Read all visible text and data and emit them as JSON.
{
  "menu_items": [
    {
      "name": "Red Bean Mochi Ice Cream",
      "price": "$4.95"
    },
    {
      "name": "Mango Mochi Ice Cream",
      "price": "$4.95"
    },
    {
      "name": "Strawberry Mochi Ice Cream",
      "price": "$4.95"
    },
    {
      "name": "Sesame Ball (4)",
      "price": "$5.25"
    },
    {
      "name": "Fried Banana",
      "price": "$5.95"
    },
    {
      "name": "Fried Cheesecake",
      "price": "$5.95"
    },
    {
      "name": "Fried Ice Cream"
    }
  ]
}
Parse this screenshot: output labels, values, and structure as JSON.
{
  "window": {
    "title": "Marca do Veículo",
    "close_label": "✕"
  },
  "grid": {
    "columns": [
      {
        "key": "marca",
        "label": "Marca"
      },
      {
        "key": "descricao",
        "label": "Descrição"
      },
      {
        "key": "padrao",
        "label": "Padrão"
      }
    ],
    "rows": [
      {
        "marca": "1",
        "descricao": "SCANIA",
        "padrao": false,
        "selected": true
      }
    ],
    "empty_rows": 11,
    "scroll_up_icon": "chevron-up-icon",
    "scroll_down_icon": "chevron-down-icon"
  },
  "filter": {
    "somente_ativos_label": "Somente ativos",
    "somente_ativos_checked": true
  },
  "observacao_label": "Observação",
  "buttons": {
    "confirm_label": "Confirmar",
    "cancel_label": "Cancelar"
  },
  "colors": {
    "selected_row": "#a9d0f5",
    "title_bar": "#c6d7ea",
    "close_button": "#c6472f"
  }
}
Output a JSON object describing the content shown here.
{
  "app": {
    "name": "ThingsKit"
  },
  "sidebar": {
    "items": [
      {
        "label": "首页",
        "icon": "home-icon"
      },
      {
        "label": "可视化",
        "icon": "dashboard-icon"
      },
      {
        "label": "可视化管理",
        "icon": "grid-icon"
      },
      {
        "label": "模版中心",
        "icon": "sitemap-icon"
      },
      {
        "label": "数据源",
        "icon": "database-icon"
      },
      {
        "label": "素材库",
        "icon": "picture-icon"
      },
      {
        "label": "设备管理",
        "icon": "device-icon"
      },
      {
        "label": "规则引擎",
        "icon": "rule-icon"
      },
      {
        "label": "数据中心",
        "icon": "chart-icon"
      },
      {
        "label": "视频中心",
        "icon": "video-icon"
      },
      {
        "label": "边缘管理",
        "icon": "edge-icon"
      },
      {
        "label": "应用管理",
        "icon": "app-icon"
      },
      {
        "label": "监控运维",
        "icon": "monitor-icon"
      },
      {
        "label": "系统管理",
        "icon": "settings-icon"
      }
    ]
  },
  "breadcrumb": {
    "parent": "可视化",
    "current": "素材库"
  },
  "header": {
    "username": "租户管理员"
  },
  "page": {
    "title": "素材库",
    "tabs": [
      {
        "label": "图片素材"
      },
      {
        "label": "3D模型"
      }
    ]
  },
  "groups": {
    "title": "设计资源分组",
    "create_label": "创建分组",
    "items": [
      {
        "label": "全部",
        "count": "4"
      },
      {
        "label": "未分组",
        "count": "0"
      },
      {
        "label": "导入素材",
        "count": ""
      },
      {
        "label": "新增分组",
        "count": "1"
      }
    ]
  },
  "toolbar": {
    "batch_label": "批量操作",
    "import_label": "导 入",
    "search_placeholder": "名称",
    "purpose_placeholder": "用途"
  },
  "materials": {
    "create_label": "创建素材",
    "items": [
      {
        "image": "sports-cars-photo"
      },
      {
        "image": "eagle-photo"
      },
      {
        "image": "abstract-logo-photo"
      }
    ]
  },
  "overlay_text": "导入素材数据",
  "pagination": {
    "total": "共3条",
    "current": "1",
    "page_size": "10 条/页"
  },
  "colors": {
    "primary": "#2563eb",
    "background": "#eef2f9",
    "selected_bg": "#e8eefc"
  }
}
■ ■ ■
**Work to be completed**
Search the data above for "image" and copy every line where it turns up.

**Exercise response**
        "image": "sports-cars-photo"
        "image": "eagle-photo"
        "image": "abstract-logo-photo"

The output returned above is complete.